» **DATA FOR PROCESSING**:
..............................
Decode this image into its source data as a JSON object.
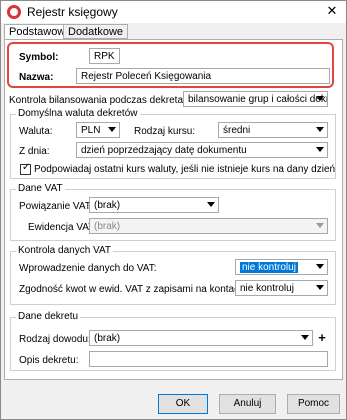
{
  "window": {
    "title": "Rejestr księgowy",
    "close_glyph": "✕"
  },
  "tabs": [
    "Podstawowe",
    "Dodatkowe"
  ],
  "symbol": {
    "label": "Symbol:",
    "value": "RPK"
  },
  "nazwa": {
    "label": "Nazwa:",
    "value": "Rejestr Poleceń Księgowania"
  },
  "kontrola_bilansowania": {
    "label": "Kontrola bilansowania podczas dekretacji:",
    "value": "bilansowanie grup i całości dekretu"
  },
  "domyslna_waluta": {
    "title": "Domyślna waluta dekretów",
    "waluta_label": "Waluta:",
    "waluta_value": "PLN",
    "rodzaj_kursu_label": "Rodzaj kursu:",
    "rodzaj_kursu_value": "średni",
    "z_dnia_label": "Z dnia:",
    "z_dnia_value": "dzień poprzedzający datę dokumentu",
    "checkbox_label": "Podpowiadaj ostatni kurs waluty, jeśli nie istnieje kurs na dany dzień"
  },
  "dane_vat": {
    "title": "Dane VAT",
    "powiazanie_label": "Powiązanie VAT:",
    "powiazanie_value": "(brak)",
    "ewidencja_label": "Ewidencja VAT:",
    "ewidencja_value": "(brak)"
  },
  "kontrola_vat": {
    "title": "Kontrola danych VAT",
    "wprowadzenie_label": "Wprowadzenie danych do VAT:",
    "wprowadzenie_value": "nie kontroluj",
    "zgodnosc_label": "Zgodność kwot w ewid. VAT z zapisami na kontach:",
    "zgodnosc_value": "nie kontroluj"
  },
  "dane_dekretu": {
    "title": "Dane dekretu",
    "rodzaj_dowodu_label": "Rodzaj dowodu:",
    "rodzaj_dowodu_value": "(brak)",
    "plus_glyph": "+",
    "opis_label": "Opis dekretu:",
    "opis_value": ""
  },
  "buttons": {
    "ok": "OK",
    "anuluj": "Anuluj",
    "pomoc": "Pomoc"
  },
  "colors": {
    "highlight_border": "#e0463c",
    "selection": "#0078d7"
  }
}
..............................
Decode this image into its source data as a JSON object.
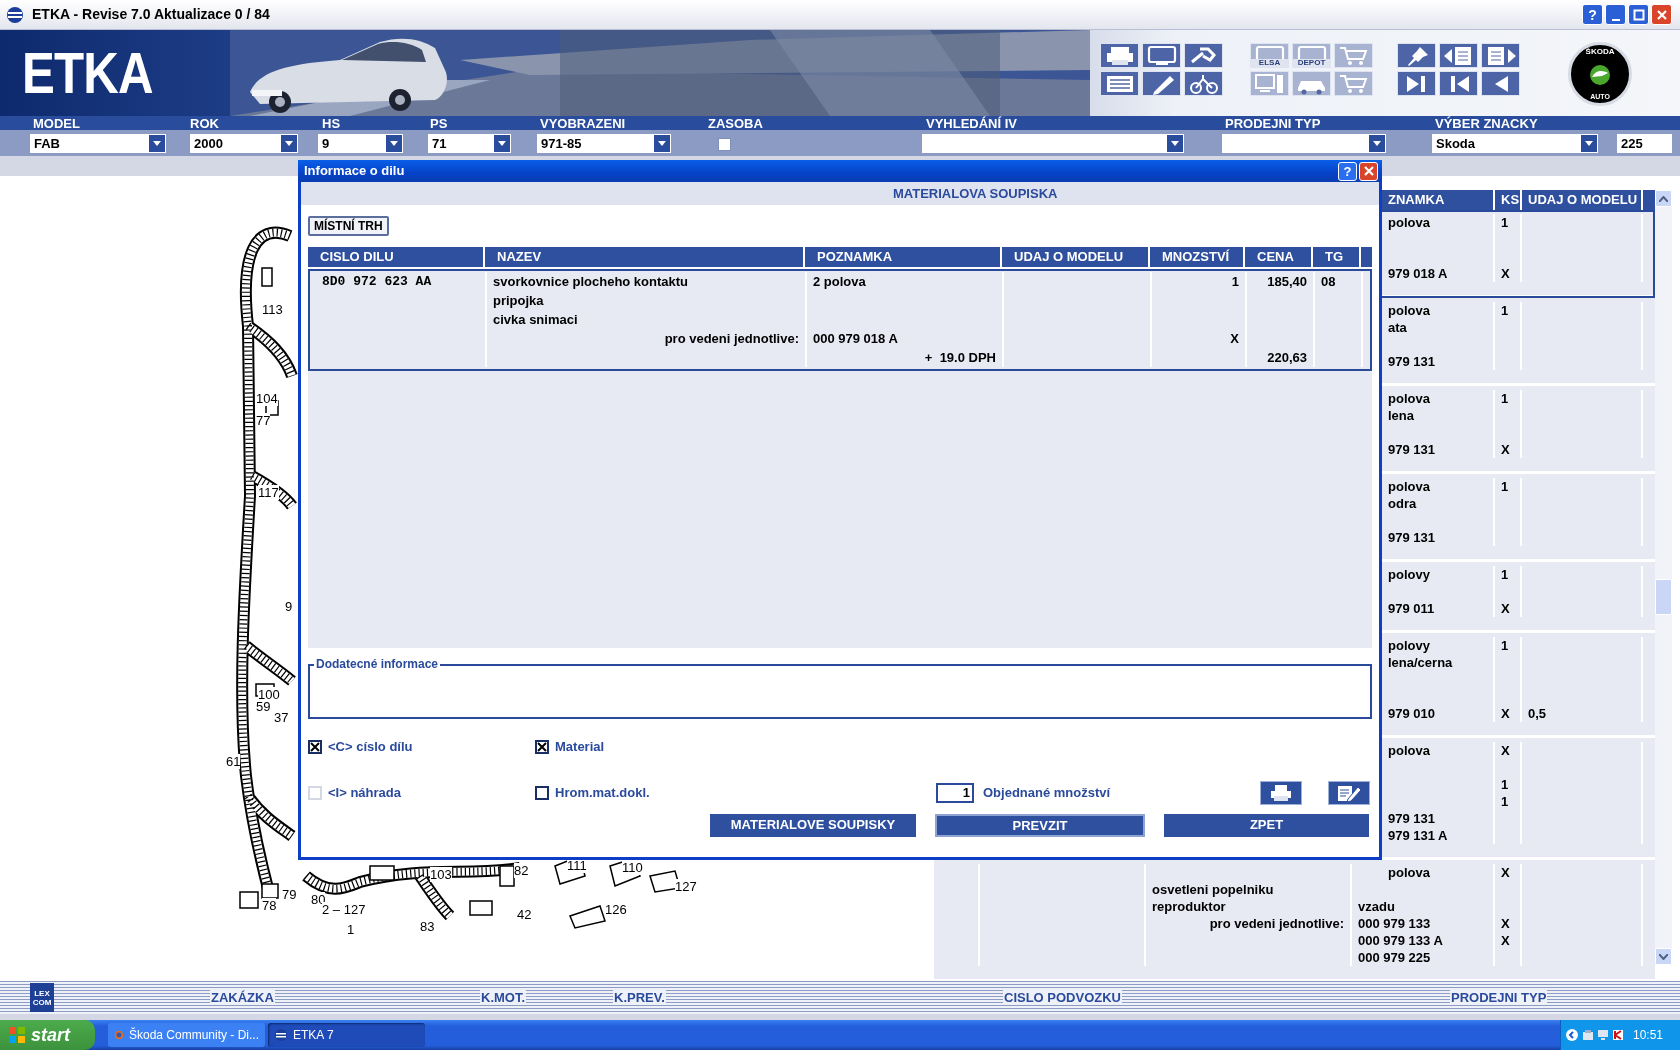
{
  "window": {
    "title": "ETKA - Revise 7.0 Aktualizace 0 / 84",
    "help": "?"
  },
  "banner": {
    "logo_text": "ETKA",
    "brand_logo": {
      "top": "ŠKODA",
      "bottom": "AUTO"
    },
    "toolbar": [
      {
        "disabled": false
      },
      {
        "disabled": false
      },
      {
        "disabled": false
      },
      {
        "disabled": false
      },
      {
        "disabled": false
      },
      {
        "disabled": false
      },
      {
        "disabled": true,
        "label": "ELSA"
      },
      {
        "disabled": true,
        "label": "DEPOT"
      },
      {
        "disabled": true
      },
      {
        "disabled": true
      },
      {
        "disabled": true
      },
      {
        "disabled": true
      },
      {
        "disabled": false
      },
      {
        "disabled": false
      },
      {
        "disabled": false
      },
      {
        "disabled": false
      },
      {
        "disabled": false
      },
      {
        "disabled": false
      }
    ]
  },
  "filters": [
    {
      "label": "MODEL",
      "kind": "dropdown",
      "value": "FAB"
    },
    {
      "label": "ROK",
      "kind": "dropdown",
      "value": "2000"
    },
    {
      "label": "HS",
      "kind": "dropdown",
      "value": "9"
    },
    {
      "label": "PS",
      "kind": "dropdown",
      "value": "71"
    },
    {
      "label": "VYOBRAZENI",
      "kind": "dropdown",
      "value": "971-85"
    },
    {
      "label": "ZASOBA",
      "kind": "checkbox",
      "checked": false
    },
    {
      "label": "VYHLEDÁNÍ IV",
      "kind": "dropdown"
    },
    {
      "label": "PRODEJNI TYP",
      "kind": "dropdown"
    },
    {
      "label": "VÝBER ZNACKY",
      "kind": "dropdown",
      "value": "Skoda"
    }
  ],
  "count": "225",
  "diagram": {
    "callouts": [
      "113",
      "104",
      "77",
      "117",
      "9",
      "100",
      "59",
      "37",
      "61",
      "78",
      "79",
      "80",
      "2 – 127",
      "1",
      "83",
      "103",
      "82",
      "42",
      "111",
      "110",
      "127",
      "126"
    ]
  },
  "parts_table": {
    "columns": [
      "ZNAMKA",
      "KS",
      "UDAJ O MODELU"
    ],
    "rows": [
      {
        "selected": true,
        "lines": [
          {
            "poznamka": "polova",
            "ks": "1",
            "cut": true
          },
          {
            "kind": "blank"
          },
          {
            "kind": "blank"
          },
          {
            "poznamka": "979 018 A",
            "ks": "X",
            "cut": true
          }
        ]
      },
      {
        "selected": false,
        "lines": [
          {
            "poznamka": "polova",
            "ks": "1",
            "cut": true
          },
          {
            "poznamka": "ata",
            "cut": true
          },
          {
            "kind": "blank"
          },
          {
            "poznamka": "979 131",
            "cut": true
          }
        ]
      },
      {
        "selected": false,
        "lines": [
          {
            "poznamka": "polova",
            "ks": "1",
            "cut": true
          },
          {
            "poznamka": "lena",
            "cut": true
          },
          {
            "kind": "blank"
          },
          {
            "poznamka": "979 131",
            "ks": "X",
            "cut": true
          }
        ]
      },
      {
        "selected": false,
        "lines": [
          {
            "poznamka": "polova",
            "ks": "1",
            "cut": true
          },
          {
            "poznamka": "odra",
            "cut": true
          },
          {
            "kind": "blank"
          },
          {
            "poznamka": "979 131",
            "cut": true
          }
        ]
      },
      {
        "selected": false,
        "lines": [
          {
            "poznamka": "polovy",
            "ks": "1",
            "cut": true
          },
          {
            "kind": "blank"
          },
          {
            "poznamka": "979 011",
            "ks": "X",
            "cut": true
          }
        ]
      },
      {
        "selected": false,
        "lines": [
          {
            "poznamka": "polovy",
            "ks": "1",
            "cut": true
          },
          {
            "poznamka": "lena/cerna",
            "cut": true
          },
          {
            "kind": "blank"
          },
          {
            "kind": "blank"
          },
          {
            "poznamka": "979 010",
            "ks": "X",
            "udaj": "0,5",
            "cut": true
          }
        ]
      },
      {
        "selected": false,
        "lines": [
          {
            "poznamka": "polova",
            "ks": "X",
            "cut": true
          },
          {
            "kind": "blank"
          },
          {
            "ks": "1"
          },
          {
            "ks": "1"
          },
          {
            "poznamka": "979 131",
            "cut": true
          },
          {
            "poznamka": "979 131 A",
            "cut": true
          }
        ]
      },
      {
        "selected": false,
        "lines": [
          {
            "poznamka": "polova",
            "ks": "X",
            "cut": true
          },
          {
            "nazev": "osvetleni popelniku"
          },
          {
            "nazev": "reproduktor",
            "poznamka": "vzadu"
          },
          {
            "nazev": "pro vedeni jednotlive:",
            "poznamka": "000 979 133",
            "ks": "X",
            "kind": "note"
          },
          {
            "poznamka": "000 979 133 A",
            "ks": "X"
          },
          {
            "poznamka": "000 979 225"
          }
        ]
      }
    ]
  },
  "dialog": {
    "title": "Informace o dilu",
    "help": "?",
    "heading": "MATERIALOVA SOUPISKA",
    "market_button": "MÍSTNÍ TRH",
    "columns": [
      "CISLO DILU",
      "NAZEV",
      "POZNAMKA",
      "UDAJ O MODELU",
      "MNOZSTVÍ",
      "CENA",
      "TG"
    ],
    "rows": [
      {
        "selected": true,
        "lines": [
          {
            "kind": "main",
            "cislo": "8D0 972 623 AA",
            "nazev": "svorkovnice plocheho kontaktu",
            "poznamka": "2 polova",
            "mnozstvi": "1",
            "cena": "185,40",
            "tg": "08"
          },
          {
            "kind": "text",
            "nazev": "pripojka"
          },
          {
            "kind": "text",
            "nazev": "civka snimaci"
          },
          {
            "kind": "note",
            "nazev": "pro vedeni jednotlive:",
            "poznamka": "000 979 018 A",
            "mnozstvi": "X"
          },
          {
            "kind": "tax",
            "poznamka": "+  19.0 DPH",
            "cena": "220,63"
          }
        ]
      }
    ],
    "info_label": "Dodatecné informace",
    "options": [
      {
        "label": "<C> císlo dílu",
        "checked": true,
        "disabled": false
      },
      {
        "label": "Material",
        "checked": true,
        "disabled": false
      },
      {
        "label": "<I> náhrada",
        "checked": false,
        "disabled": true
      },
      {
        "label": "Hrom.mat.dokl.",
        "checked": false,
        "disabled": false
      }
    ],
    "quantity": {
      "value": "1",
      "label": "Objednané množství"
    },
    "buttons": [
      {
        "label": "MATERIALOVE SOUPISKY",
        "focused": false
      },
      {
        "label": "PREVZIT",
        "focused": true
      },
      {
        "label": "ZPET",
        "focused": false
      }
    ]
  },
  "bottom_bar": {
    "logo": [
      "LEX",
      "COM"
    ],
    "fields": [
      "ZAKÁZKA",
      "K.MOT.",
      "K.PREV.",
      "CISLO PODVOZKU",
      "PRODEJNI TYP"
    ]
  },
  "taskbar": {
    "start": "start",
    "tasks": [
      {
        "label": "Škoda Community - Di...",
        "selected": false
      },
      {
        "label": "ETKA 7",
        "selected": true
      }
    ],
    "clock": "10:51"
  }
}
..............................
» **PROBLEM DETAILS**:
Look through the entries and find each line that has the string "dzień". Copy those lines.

» **OUTPUT OF THE TASK**:
    "z_dnia_value": "dzień poprzedzający datę dokumentu",
    "checkbox_label": "Podpowiadaj ostatni kurs waluty, jeśli nie istnieje kurs na dany dzień"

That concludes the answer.